** Entries from a dataset of interfaces **
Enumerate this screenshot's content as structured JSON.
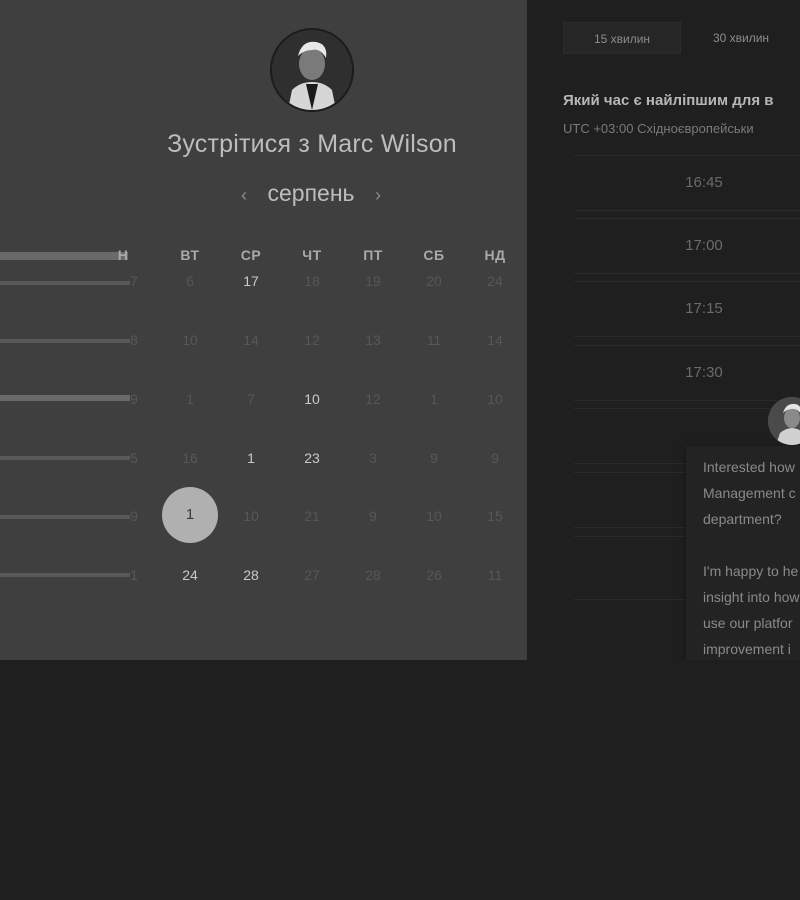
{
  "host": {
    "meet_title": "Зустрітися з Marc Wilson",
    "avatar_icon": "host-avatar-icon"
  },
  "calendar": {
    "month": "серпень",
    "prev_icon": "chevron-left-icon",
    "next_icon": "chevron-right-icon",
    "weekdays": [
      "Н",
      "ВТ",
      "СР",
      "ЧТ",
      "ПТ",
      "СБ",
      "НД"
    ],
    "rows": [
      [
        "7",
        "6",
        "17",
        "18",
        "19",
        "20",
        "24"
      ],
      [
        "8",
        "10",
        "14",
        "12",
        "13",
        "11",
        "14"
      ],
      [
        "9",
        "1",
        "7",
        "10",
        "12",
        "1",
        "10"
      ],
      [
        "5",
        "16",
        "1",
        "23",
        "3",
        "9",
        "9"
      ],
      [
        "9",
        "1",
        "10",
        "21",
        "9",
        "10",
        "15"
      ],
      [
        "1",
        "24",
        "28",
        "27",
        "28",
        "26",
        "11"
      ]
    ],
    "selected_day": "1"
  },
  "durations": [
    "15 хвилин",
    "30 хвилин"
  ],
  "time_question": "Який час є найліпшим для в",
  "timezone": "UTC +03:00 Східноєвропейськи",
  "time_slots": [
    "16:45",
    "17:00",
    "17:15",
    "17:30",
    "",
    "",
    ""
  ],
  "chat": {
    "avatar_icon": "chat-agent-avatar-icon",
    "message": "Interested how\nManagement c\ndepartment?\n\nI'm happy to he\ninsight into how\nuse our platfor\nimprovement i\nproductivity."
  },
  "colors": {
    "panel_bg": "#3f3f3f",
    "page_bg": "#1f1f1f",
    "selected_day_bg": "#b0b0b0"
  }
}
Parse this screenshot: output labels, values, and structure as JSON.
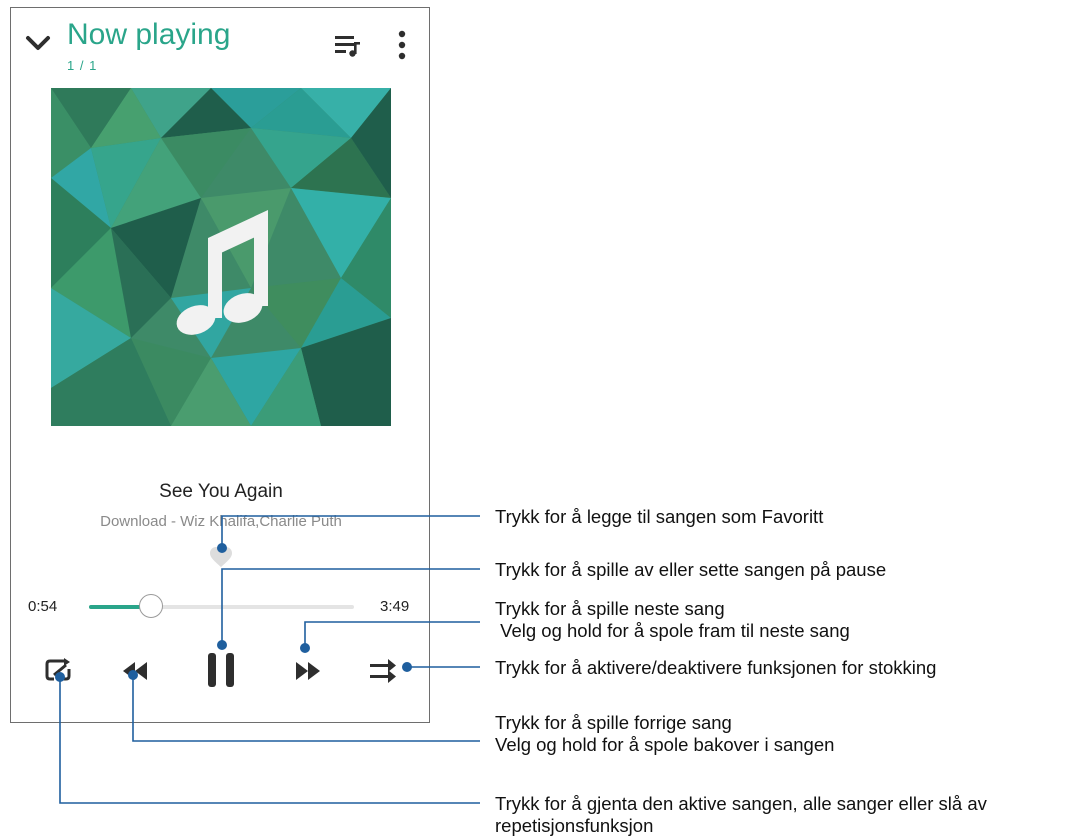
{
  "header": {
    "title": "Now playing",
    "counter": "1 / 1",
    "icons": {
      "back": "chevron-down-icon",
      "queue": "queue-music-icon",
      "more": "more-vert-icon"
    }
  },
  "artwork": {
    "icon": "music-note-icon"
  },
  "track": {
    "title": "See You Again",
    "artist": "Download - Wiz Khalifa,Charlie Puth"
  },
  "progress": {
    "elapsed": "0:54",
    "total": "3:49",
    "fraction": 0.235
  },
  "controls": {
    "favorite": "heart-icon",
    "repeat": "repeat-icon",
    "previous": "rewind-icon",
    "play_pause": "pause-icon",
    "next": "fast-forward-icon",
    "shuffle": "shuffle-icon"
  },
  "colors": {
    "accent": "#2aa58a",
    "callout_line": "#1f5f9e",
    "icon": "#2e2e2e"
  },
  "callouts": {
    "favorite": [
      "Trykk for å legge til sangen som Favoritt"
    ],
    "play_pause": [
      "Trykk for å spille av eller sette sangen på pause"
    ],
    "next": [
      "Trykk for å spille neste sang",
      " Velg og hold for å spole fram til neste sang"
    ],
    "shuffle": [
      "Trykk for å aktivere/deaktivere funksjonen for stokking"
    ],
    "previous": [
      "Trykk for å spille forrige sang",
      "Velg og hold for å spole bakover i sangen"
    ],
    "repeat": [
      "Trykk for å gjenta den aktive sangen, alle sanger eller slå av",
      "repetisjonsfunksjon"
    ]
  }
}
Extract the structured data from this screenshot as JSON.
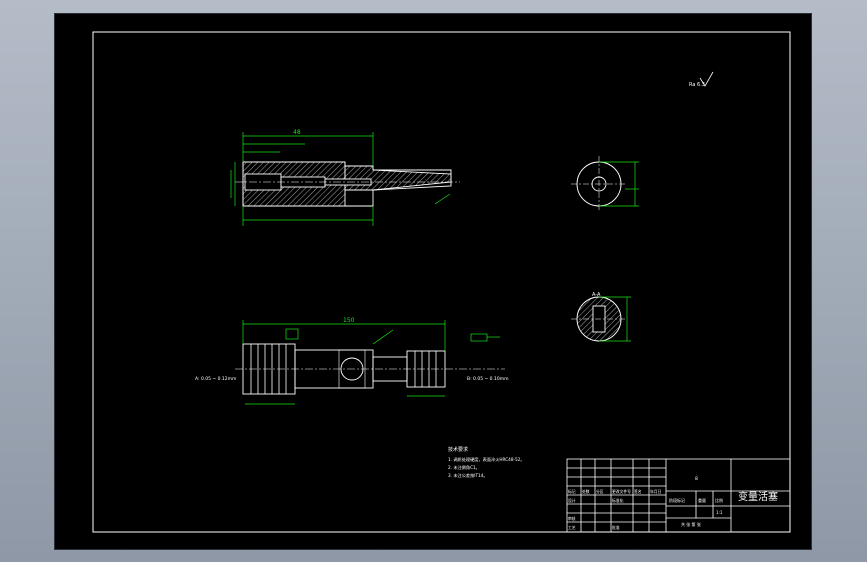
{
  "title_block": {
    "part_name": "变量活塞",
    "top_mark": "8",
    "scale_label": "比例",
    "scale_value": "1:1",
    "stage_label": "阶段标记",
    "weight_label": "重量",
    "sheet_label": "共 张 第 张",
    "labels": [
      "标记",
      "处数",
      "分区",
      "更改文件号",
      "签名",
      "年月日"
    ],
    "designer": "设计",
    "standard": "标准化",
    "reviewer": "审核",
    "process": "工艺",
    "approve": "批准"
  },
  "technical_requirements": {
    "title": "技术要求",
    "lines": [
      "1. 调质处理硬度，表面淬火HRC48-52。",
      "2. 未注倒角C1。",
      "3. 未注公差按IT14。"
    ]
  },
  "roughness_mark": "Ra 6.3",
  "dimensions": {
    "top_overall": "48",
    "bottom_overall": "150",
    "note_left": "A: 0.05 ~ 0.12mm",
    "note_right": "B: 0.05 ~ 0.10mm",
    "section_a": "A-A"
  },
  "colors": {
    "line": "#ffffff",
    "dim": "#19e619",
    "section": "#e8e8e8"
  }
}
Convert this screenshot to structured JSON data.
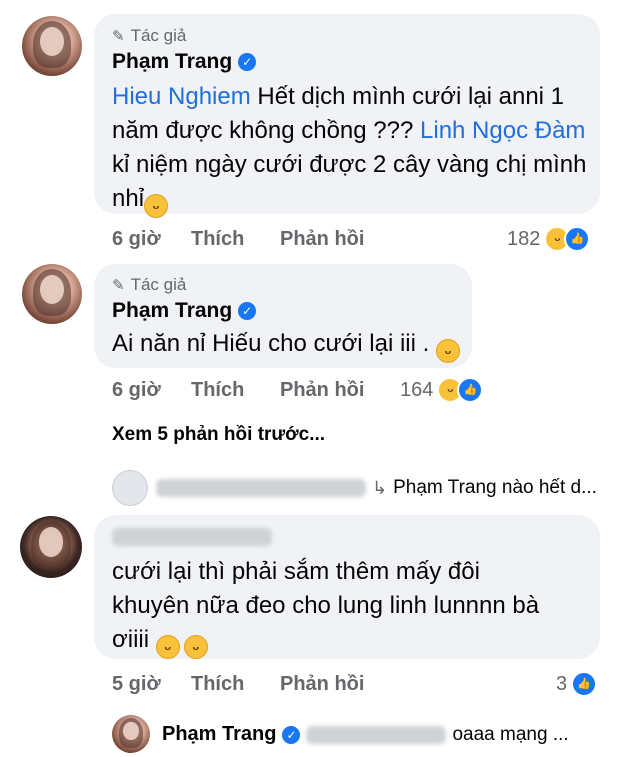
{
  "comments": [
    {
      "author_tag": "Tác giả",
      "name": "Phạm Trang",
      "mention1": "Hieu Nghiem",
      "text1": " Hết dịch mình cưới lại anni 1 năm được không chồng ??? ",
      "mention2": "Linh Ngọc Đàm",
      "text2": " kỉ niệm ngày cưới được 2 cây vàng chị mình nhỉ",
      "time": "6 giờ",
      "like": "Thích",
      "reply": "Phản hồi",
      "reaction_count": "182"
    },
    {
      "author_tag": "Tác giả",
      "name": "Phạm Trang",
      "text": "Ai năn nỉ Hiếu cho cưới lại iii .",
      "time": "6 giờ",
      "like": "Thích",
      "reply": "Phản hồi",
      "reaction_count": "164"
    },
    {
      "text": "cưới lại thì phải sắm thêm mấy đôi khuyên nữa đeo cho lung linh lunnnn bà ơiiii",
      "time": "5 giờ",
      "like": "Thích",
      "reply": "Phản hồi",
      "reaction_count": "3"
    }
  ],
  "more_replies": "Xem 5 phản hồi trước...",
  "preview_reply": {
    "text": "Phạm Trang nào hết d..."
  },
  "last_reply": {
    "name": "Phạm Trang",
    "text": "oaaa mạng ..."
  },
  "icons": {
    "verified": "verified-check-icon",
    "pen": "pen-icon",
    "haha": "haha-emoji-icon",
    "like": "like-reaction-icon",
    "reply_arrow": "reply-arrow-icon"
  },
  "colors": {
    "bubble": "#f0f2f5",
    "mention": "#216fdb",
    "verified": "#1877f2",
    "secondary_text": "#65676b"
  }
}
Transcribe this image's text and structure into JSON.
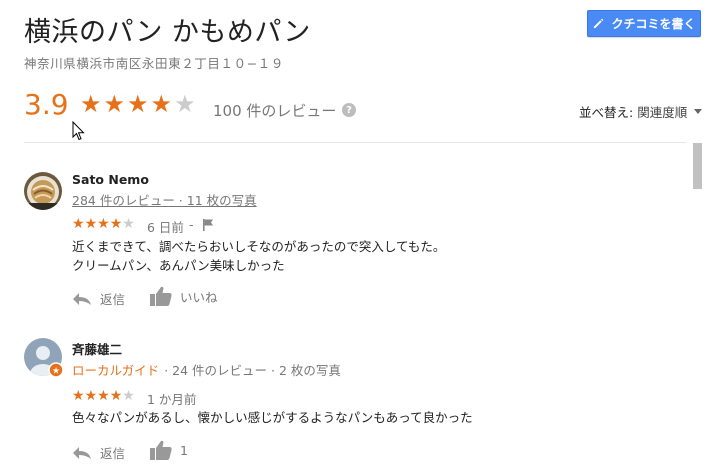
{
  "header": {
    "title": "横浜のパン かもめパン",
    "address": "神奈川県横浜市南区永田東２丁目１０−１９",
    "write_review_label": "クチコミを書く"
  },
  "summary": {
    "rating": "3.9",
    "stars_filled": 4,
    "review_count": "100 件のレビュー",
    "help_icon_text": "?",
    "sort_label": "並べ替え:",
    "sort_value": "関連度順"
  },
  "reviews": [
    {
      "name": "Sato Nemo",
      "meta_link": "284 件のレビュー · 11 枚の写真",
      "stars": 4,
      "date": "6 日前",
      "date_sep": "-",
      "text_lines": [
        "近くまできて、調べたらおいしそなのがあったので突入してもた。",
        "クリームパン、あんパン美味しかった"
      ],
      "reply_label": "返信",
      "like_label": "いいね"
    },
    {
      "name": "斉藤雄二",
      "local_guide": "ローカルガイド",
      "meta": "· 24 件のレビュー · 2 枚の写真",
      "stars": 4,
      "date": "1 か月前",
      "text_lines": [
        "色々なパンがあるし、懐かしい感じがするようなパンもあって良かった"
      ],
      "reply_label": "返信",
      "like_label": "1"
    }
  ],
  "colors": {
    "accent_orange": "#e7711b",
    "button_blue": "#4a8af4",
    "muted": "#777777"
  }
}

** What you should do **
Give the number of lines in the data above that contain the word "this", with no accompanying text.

** Your solution **
5